I love juxtaposing the old with the new, such as living in an 18th C house and creating a contemporary interior. Also adore contrasting opulent with plain, such as an on sale Create and Barrel round dining table chopped down to make a very low coffee table sitting underneath a magnificent square chandelier, that cost too much but will be a family treasure. Do you want a photo here?
2) When starting a new project, what is your creative process?
Go into the space and let it speak to you. This may sound crazy but objects and spaces want certain things. A chandelier, if you just listen, is telling you to turn it down so it can turn you on. A dining room is yelling ‘why don’t you ever come in here?’. Chairs love big booty. Sideboards are proud wallflowers. Imagine the future good times in the space and what objects should fill the space to support your vision.
3) Out of the creative people you have worked with, who is it that you respect and admire the most?
One eye above all others in the world. James de Givenchy, of Taffin jewelry, has an design eye that is original, beyond creative and supremely beautiful. He sees space, objects, color and proportion differently than others.
4) When looking for inspiration is there a particular thing you do to get inspired?
I go for a walk in a beautiful place, or pay attention to the relaxing moments before I fall asleep. Those are the times that ideas pop into my brain fully formed, at the most random moments. I need to be present and pay attention.
5) What has brought you to this point in your career? And what is your advice for people looking to follow in your footsteps?

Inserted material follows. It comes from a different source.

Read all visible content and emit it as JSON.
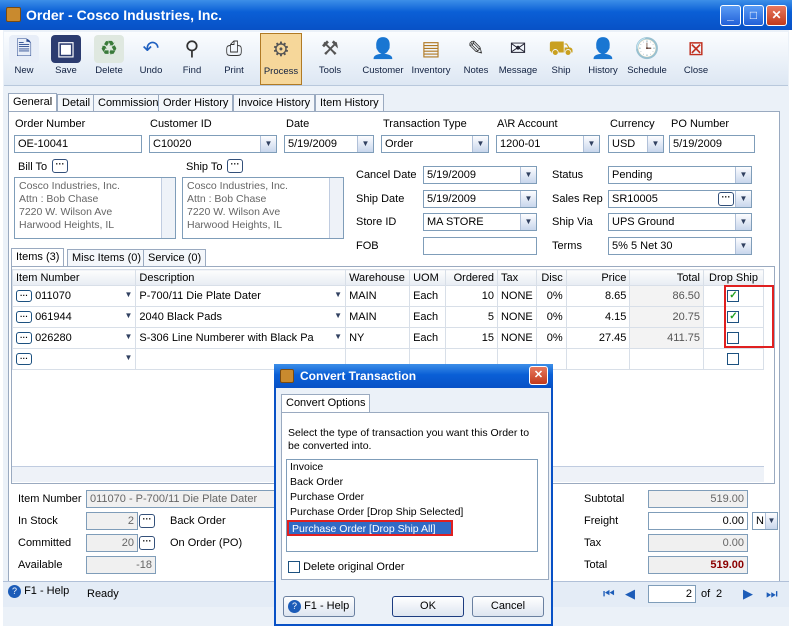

I have come to this point in my career because of my unique background of growing up all over Africa, becoming a very young mother of four children, and learning how to use a house as a tool for living. My advice is simple. Listen to your instincts, they are correct for you. Don’t copy, be an original.